Grunge. Britpop. G-Funk. Trip Hop. Drum & Bass. Alternative Everything. Acid House. Thrash Metal. It’s like so many genres were created, birthed in the 80s and blossomed into very tasty music in the 90s.

Nothing was really about videos and shows, yet. That was entertainment. Music was culture.

Table of Content

Friday, February 5th, 2021

It’s Bandcamp Friday! So go to har0ld.bandcamp.com to buy my stuff, if you want to.

Now, it should be bandcamp.com/[artist name] and it should be like this for everything: tumblr, substack or medium or whatever. You know I’m right.

A long time ago humans decided to represent content following a tree metaphor:

root
     L branch

This is really neat and functional! We’ve used this from books to computer file systems. It works really well!

Then web engineers were like “how about we do the opposite but it’s actually the same lol”

branch  
         L root

We’ve been confused and annoyed ever since.

This is why I “hate” programming and programmers. The will to complicate things for no reason besides “we can do it!” has gotten on my nerves, especially when I see how much it gatekeeps people away from technology. No one likes dealing with nonsense.

Go get some music on Bandcamp though!

Cyber Rock

Sunday, October 25th, 2020

Naturally I worked for far too long on this one.

I’m making a 3 track EP around a cyber theme and this is the first one to come out. Trying to get the two others out before the end of the year.

2020 indie funk rock in the house…

Stay hydrated, wash your hands, pick up your mask off the ground. Be well. Keep moving.

Robert Glasper, HER, Meshell

Tuesday, September 8th, 2020

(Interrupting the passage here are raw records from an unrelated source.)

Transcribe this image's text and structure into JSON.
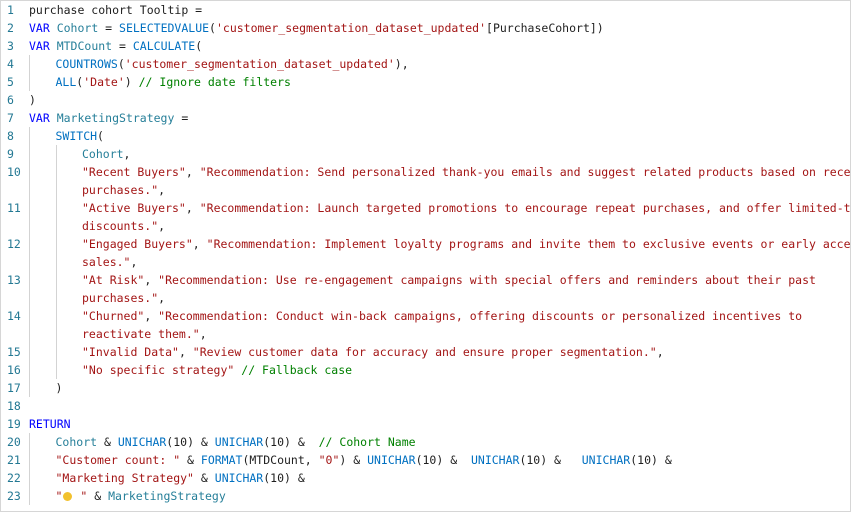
{
  "colors": {
    "line_number": "#237893",
    "keyword": "#0000ff",
    "function": "#0070c1",
    "variable": "#267f99",
    "string": "#a31515",
    "comment": "#008000",
    "text": "#1e1e1e",
    "lightbulb": "#f2c12e"
  },
  "lines": [
    {
      "n": "1",
      "indent": 0,
      "tokens": [
        [
          "text",
          "purchase cohort Tooltip ="
        ]
      ]
    },
    {
      "n": "2",
      "indent": 0,
      "tokens": [
        [
          "kw",
          "VAR "
        ],
        [
          "var",
          "Cohort"
        ],
        [
          "op",
          " = "
        ],
        [
          "fn",
          "SELECTEDVALUE"
        ],
        [
          "op",
          "("
        ],
        [
          "str",
          "'customer_segmentation_dataset_updated'"
        ],
        [
          "op",
          "[PurchaseCohort])"
        ]
      ]
    },
    {
      "n": "3",
      "indent": 0,
      "tokens": [
        [
          "kw",
          "VAR "
        ],
        [
          "var",
          "MTDCount"
        ],
        [
          "op",
          " = "
        ],
        [
          "fn",
          "CALCULATE"
        ],
        [
          "op",
          "("
        ]
      ]
    },
    {
      "n": "4",
      "indent": 1,
      "tokens": [
        [
          "fn",
          "COUNTROWS"
        ],
        [
          "op",
          "("
        ],
        [
          "str",
          "'customer_segmentation_dataset_updated'"
        ],
        [
          "op",
          "),"
        ]
      ]
    },
    {
      "n": "5",
      "indent": 1,
      "tokens": [
        [
          "fn",
          "ALL"
        ],
        [
          "op",
          "("
        ],
        [
          "str",
          "'Date'"
        ],
        [
          "op",
          ") "
        ],
        [
          "com",
          "// Ignore date filters"
        ]
      ]
    },
    {
      "n": "6",
      "indent": 0,
      "tokens": [
        [
          "op",
          ")"
        ]
      ]
    },
    {
      "n": "7",
      "indent": 0,
      "tokens": [
        [
          "kw",
          "VAR "
        ],
        [
          "var",
          "MarketingStrategy"
        ],
        [
          "op",
          " ="
        ]
      ]
    },
    {
      "n": "8",
      "indent": 1,
      "tokens": [
        [
          "fn",
          "SWITCH"
        ],
        [
          "op",
          "("
        ]
      ]
    },
    {
      "n": "9",
      "indent": 2,
      "tokens": [
        [
          "var",
          "Cohort"
        ],
        [
          "op",
          ","
        ]
      ]
    },
    {
      "n": "10",
      "indent": 2,
      "tokens": [
        [
          "str",
          "\"Recent Buyers\""
        ],
        [
          "op",
          ", "
        ],
        [
          "str",
          "\"Recommendation: Send personalized thank-you emails and suggest related products based on recent"
        ]
      ]
    },
    {
      "n": "",
      "indent": 2,
      "tokens": [
        [
          "str",
          "purchases.\""
        ],
        [
          "op",
          ","
        ]
      ]
    },
    {
      "n": "11",
      "indent": 2,
      "tokens": [
        [
          "str",
          "\"Active Buyers\""
        ],
        [
          "op",
          ", "
        ],
        [
          "str",
          "\"Recommendation: Launch targeted promotions to encourage repeat purchases, and offer limited-time"
        ]
      ]
    },
    {
      "n": "",
      "indent": 2,
      "tokens": [
        [
          "str",
          "discounts.\""
        ],
        [
          "op",
          ","
        ]
      ]
    },
    {
      "n": "12",
      "indent": 2,
      "tokens": [
        [
          "str",
          "\"Engaged Buyers\""
        ],
        [
          "op",
          ", "
        ],
        [
          "str",
          "\"Recommendation: Implement loyalty programs and invite them to exclusive events or early access"
        ]
      ]
    },
    {
      "n": "",
      "indent": 2,
      "tokens": [
        [
          "str",
          "sales.\""
        ],
        [
          "op",
          ","
        ]
      ]
    },
    {
      "n": "13",
      "indent": 2,
      "tokens": [
        [
          "str",
          "\"At Risk\""
        ],
        [
          "op",
          ", "
        ],
        [
          "str",
          "\"Recommendation: Use re-engagement campaigns with special offers and reminders about their past"
        ]
      ]
    },
    {
      "n": "",
      "indent": 2,
      "tokens": [
        [
          "str",
          "purchases.\""
        ],
        [
          "op",
          ","
        ]
      ]
    },
    {
      "n": "14",
      "indent": 2,
      "tokens": [
        [
          "str",
          "\"Churned\""
        ],
        [
          "op",
          ", "
        ],
        [
          "str",
          "\"Recommendation: Conduct win-back campaigns, offering discounts or personalized incentives to"
        ]
      ]
    },
    {
      "n": "",
      "indent": 2,
      "tokens": [
        [
          "str",
          "reactivate them.\""
        ],
        [
          "op",
          ","
        ]
      ]
    },
    {
      "n": "15",
      "indent": 2,
      "tokens": [
        [
          "str",
          "\"Invalid Data\""
        ],
        [
          "op",
          ", "
        ],
        [
          "str",
          "\"Review customer data for accuracy and ensure proper segmentation.\""
        ],
        [
          "op",
          ","
        ]
      ]
    },
    {
      "n": "16",
      "indent": 2,
      "tokens": [
        [
          "str",
          "\"No specific strategy\""
        ],
        [
          "op",
          " "
        ],
        [
          "com",
          "// Fallback case"
        ]
      ]
    },
    {
      "n": "17",
      "indent": 1,
      "tokens": [
        [
          "op",
          ")"
        ]
      ]
    },
    {
      "n": "18",
      "indent": 0,
      "tokens": []
    },
    {
      "n": "19",
      "indent": 0,
      "tokens": [
        [
          "kw",
          "RETURN"
        ]
      ]
    },
    {
      "n": "20",
      "indent": 1,
      "tokens": [
        [
          "var",
          "Cohort"
        ],
        [
          "op",
          " & "
        ],
        [
          "fn",
          "UNICHAR"
        ],
        [
          "op",
          "(10) & "
        ],
        [
          "fn",
          "UNICHAR"
        ],
        [
          "op",
          "(10) &  "
        ],
        [
          "com",
          "// Cohort Name"
        ]
      ]
    },
    {
      "n": "21",
      "indent": 1,
      "tokens": [
        [
          "str",
          "\"Customer count: \""
        ],
        [
          "op",
          " & "
        ],
        [
          "fn",
          "FORMAT"
        ],
        [
          "op",
          "(MTDCount, "
        ],
        [
          "str",
          "\"0\""
        ],
        [
          "op",
          ") & "
        ],
        [
          "fn",
          "UNICHAR"
        ],
        [
          "op",
          "(10) &  "
        ],
        [
          "fn",
          "UNICHAR"
        ],
        [
          "op",
          "(10) &   "
        ],
        [
          "fn",
          "UNICHAR"
        ],
        [
          "op",
          "(10) &"
        ]
      ]
    },
    {
      "n": "22",
      "indent": 1,
      "tokens": [
        [
          "str",
          "\"Marketing Strategy\""
        ],
        [
          "op",
          " & "
        ],
        [
          "fn",
          "UNICHAR"
        ],
        [
          "op",
          "(10) &"
        ]
      ]
    },
    {
      "n": "23",
      "indent": 1,
      "tokens": [
        [
          "str",
          "\""
        ],
        [
          "bulb",
          "lightbulb-icon"
        ],
        [
          "str",
          " \""
        ],
        [
          "op",
          " & "
        ],
        [
          "var",
          "MarketingStrategy"
        ]
      ]
    }
  ]
}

I was trying to see if Meshell had turned her Insta back to public but it’s still private. So I clicked on the only link available on her page. I miss the stuff she shared. Books, artwork, quotes, music. I wish she had a Tumblr or a blog and had had one since forever.

Beautiful music. On repeat, of course.

If I was producing

Friday, May 22nd, 2020

If I was producing… is a 12 beat collection that I recently published. Check it out.

Beats are a special thing to create. As Prince said it, there’s joy in repetition. It’s particular to create something designed to loop. It’s a different challenge from composing a song. I love it.

This is a few years worth of beats I played with and couldn’t let go of. I decided to make a collection of them. And then, once they were finished earlier this week, I wondered who would spit on them. I also decided to make it a 50/50 men/women MCs because I wanted to. So yeah Bouncy is for Megan Thee Stallion. She’d tore that shit up with her deep, sexy ass voice. I think Kendrick’s screaming in the mic would make Brutally something brutaller. Crazy beat, I know. And so forth. Guru would’ve crushed it. I can’t even imagine Azelia Banks on Snakey. Pure madness.

You can also buy this little album and spit in your kitchen. Spit on the freeway. Spit during your workout. A few friends are already at it, what are you waiting for?

Peace,

PS: next tracks are some electrorock and some cyberfunk. Stay tuned.